### Data records for software interfaces
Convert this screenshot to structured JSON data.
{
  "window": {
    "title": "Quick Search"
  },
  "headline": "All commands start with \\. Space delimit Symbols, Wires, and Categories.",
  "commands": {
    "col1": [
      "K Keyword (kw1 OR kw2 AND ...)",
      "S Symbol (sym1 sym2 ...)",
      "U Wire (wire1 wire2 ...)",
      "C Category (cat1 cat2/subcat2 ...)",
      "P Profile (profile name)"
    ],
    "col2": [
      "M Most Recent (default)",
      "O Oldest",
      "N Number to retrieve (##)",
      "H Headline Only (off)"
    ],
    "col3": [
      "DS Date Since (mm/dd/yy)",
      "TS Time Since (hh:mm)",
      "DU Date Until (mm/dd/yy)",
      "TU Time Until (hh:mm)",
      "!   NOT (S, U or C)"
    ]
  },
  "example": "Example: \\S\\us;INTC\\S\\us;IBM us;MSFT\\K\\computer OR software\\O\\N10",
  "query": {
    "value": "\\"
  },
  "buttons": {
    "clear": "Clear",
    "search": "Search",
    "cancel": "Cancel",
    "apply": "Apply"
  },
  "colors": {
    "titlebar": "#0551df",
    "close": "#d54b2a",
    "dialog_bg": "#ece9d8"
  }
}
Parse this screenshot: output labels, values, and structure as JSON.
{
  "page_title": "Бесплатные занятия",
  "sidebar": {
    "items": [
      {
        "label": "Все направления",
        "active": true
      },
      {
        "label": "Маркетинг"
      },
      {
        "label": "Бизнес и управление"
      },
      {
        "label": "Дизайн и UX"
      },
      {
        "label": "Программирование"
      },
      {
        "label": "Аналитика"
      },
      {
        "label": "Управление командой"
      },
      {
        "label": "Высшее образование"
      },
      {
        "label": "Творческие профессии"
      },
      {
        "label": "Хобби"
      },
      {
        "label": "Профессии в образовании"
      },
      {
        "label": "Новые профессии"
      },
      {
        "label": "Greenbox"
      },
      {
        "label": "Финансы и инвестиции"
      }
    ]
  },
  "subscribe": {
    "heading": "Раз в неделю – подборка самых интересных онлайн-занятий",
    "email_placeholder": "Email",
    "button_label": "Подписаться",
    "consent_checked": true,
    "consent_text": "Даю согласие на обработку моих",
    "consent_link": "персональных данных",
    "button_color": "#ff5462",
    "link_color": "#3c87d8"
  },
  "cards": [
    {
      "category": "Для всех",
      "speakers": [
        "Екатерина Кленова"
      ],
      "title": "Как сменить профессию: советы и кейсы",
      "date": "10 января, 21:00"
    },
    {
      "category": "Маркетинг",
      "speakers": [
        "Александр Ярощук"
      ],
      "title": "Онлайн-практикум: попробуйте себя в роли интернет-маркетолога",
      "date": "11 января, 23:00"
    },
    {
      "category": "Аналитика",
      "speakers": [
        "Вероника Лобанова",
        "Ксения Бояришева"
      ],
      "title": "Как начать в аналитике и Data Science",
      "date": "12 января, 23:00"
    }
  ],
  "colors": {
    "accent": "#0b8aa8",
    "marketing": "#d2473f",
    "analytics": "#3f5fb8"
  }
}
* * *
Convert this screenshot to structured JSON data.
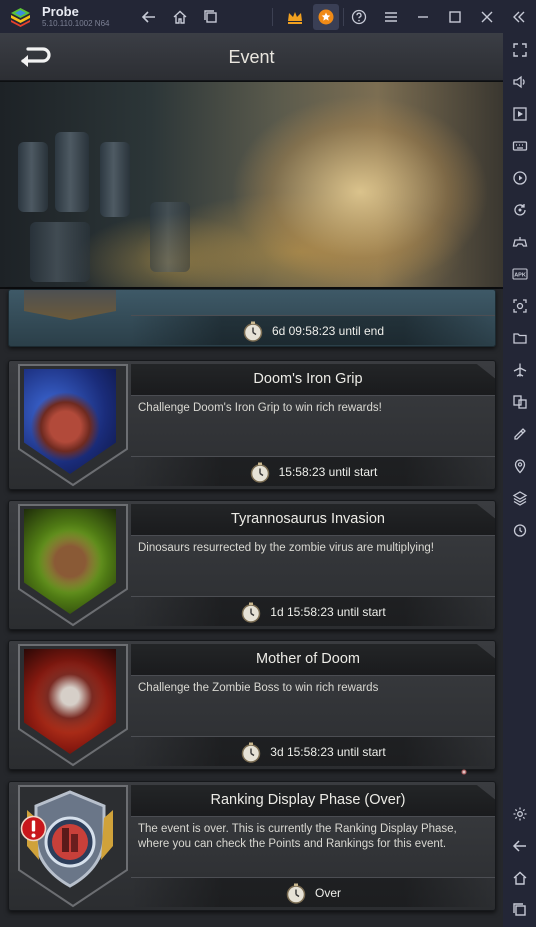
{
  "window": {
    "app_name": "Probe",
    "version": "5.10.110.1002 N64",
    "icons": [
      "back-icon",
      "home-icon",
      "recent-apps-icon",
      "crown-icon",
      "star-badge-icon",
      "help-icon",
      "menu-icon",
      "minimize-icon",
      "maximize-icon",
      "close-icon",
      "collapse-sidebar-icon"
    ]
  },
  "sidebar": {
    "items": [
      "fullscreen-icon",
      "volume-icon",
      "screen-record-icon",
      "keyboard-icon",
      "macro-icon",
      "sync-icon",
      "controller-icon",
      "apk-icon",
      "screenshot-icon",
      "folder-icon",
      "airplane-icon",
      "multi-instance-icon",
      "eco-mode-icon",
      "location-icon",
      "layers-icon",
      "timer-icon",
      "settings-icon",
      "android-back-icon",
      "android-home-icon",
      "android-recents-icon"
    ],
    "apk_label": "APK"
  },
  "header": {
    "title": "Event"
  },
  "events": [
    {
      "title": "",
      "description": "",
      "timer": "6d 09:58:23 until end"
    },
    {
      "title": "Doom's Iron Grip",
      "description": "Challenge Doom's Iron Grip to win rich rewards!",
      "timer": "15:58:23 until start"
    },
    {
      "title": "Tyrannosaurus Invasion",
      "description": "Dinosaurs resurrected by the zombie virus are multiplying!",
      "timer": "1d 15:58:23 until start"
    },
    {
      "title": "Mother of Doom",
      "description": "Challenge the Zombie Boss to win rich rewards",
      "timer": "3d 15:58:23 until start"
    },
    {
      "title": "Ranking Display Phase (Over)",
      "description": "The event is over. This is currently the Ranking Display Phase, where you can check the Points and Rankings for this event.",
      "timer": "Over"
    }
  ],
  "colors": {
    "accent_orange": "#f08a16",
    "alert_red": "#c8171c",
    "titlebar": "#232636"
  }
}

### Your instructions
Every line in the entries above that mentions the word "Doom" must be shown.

### Worked solution
      "title": "Doom's Iron Grip",
      "description": "Challenge Doom's Iron Grip to win rich rewards!",
      "title": "Mother of Doom",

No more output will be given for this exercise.